CSS for highlighting with padding and border-radius

.highlight {
  background-color: yellow;
  border-radius: 20px;
  padding: 10px;
}

The box-decoration-break property solves this nicely

The box-decoration-break property specifies how an element’s box-decorations (i.e. padding, border) should be rendered when broken across multiple lines, columns, or pages. Options for box-decoration-break are slice and cloneslice is the default, which does not add the box-decoration when the element goes onto multiple lines.
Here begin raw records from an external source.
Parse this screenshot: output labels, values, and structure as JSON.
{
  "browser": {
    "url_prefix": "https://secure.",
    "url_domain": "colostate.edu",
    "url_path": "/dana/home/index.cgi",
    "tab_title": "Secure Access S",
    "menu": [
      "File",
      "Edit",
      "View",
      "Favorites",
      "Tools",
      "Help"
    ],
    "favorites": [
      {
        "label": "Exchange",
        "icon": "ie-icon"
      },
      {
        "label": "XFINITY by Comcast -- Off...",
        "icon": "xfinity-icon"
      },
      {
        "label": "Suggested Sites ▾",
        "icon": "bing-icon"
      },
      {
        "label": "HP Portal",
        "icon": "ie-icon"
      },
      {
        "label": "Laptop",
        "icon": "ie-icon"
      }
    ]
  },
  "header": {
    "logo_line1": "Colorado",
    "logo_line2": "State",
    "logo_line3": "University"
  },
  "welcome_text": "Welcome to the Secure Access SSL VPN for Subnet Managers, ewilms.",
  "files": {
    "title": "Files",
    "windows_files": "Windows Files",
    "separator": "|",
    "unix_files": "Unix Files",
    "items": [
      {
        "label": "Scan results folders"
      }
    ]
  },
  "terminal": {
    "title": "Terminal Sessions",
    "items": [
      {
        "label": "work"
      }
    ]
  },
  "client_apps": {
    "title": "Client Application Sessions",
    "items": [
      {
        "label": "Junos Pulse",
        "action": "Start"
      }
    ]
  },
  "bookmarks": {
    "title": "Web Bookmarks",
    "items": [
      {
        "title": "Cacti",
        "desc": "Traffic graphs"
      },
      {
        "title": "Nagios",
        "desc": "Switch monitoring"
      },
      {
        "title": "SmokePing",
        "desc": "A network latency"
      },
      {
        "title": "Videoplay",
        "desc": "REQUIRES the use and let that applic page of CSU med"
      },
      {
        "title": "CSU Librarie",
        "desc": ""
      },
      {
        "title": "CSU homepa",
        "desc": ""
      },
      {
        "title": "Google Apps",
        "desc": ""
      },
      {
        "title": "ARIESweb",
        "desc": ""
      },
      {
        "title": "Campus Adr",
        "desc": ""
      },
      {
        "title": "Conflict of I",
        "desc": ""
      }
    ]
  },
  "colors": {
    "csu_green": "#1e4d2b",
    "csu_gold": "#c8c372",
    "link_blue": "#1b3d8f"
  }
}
With clone, the box-decoration is applied where the element breaks into multiple lines

CSS for highlighting with box-decoration-break

.highlight {
  background-color: yellow;
  border-radius: 20px;
  padding: 10px;
  box-decoration-break: clone;
  -webkit-box-decoration-break: clone; /* most browsers need -webkit */
}

Most browsers support box-decoration-break with the -webkit- prefix

Demo

Browser support

There are some limitations when it comes to browser support. Some browsers do not support column or page breaks, but most support line breaks for inline elements. Not surprisingly IE does not support it, and Edge support starts from Edge 79. Check Can I Use for details

If you need to support older browsers, a possible solution is styling three nested elements. The trick is adding an extra thick left-border on the outermost element. The innermost element contains the text, and is shifted over to the left. The middle-nested element adds top and bottom padding. See CSS Tricks for details

References


If you read this far, let me know if this article helped you, or if you have any questions